Element data from apps and pages:

┌──

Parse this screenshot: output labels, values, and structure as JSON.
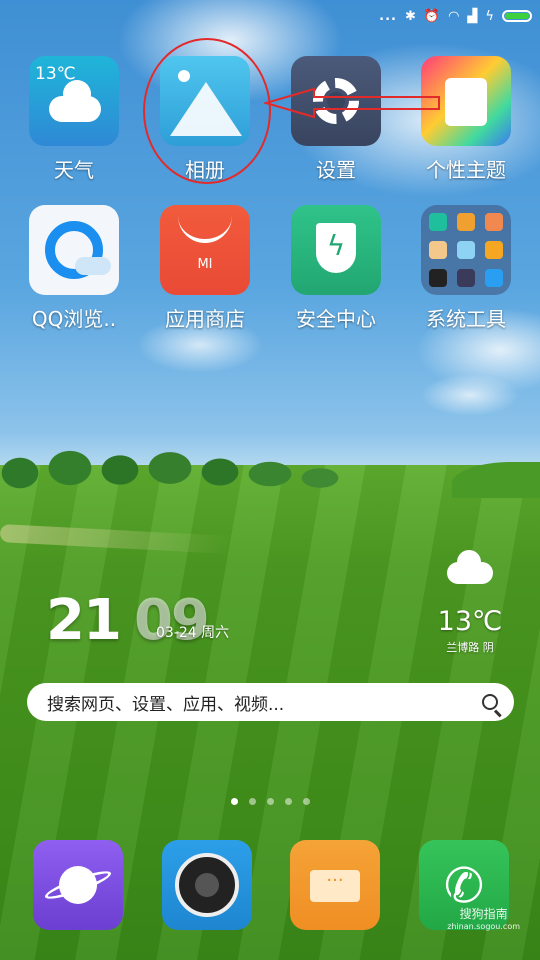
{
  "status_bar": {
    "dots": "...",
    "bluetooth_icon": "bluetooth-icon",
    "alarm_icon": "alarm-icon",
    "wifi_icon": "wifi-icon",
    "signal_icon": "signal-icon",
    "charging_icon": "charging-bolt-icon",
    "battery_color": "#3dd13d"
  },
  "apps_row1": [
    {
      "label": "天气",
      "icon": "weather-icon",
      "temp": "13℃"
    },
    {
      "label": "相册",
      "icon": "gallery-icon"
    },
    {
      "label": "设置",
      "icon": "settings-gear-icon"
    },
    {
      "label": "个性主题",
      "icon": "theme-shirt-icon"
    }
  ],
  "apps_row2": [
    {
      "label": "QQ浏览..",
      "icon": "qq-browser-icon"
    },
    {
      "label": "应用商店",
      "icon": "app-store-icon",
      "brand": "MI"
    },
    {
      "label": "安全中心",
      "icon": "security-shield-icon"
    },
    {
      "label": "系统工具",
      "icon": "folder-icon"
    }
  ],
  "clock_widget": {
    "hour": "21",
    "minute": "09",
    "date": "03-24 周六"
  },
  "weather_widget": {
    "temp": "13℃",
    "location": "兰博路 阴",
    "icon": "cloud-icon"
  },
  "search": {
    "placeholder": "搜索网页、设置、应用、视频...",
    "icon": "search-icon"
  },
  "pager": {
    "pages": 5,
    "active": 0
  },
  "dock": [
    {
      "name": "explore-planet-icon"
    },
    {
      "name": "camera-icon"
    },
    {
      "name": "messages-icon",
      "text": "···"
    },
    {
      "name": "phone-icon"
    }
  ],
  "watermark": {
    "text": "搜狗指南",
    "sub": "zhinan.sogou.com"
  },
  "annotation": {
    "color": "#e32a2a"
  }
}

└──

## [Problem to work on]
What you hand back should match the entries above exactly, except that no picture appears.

## [Solved problem]
Parse this screenshot: output labels, values, and structure as JSON.
{
  "status_bar": {
    "dots": "...",
    "bluetooth_icon": "bluetooth-icon",
    "alarm_icon": "alarm-icon",
    "wifi_icon": "wifi-icon",
    "signal_icon": "signal-icon",
    "charging_icon": "charging-bolt-icon",
    "battery_color": "#3dd13d"
  },
  "apps_row1": [
    {
      "label": "天气",
      "icon": "weather-icon",
      "temp": "13℃"
    },
    {
      "label": "相册",
      "icon": "gallery-icon"
    },
    {
      "label": "设置",
      "icon": "settings-gear-icon"
    },
    {
      "label": "个性主题",
      "icon": "theme-shirt-icon"
    }
  ],
  "apps_row2": [
    {
      "label": "QQ浏览..",
      "icon": "qq-browser-icon"
    },
    {
      "label": "应用商店",
      "icon": "app-store-icon",
      "brand": "MI"
    },
    {
      "label": "安全中心",
      "icon": "security-shield-icon"
    },
    {
      "label": "系统工具",
      "icon": "folder-icon"
    }
  ],
  "clock_widget": {
    "hour": "21",
    "minute": "09",
    "date": "03-24 周六"
  },
  "weather_widget": {
    "temp": "13℃",
    "location": "兰博路 阴",
    "icon": "cloud-icon"
  },
  "search": {
    "placeholder": "搜索网页、设置、应用、视频...",
    "icon": "search-icon"
  },
  "pager": {
    "pages": 5,
    "active": 0
  },
  "dock": [
    {
      "name": "explore-planet-icon"
    },
    {
      "name": "camera-icon"
    },
    {
      "name": "messages-icon",
      "text": "···"
    },
    {
      "name": "phone-icon"
    }
  ],
  "watermark": {
    "text": "搜狗指南",
    "sub": "zhinan.sogou.com"
  },
  "annotation": {
    "color": "#e32a2a"
  }
}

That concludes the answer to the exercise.